How could housing policy reform increase economic efficiency and reduce volatility?
The large increases in real house prices in the late 1990s followed by the sharp slowdown continues the pattern of recent decades in which there have been large increases in house prices in relation to disposable incomes and high volatility in real house prices by international comparison, amplifying business cycles.
The low price elasticity of housing supply has contributed to both large increases and high volatility in house prices. Housing supply has not been very responsive to demand owing to tough zoning rules, which have restricted the supply of residential building sites, to the growing quantity and complexity of building regulations and to the costliness of acquiring private building sites. The government should ease these constraints, as it is considering doing.
High tax subsidies for owner-occupied housing, especially mortgage financed, and a change in banking policies in the 1990s that increased the amount that could be lent to the increasing number of two-income households, have magnified swings in demand and may have contributed to price volatility. More importantly, the tax subsidies have reduced economic efficiency, notably by raising the excess burden of taxation, and are unlikely still to achieve equity objectives. While the government has taken several steps to limit mortgage interest deductibility when owner occupiers withdraw housing equity, it should go much further, terminating tax subsidies for additional purchases of owner-occupied housing (i.e., grandfathering tax subsidies on existing mortgage loans). This would also reduce the need for rental subsidies (including through rent regulation) to attenuate the effect of high property prices on rents, reducing the efficiency costs of taxation while still achieving social equity objectives.
What is being done to strengthen pension fund supervision and enhance transparency?
The increase in pension fund contribution rates from below the cost-covering level to above it has increased the “tax-like” element of contributions and hence the economic efficiency cost (i.e., excess burden) of pension arrangements and has accentuated the economic downturn. A new supervisory framework in the context of a new Pension Act that will come into effect in January 2006 will reduce the risk of another large solvency crisis occurring. The Principles of the Financial Supervision of Pension Funds that came into effect in March 2004 (and will be elaborated in the Pension Act) will require adequate buffers and should induce more prudent behaviour.

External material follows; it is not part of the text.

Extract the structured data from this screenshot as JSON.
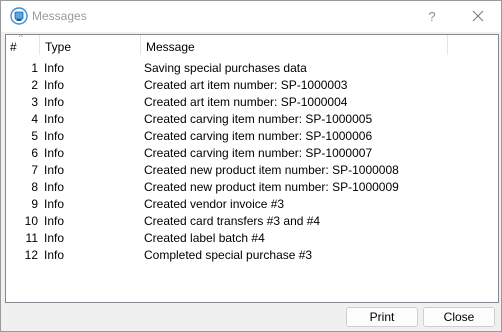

For an average pension fund, the Principles require it to restore capital coverage of its nominal (i.e. not indexed) liabilities to 130 per cent within a period of 15 years. This solvency ratio is compatible with the requirement that pension funds should be able to honour their pension liabilities one year ahead with a probability of 97.5 per cent. These Principles should keep the Dutch pension system sustainable.
One of the casualties of the solvency crisis has been indexation of accrued entitlements and pensions. Pension fund boards, which are governed by employers and employees, have judged that the contribution rate increases required to maintain full wage indexation would be unduly harmful to labour market performance. Accordingly, they prefer only to commit to nominal pension liabilities, with price or wage indexation usually conditional on fund performance. In addition, they have agreed to a major shift from final salary to average salary schemes in recent years. This has markedly increased trustees’ discretion to reduce pension replacement rates if fund returns are poor as not only pensions, but also accrued entitlements may end up being only partially indexed. Transparency on these issues should be improved as members need to be able to appreciate their significance and to make supplementary arrangements if necessary. This improvement of transparency should occur now that the Principles have come into effect as they stipulate stringent transparency conditions if a pension fund wants to grant indexed pensions rights while solvency requirements are not fully met. The emphasis in the Principles on transparency regarding indexed pension rights will contribute to making Dutch pension arrangements more understandable for pensioners and the general public.
The full edition of the OECD Economic Survey for the Netherlands is available from:
Return to the OECD Economic Survey - Netherlands 2004 homepage.
A printer-friendly Policy Brief (pdf format) may also be downloaded. The Policy Brief contains the OECD assessment and recommendations, but does not include all of the charts available from the above pages.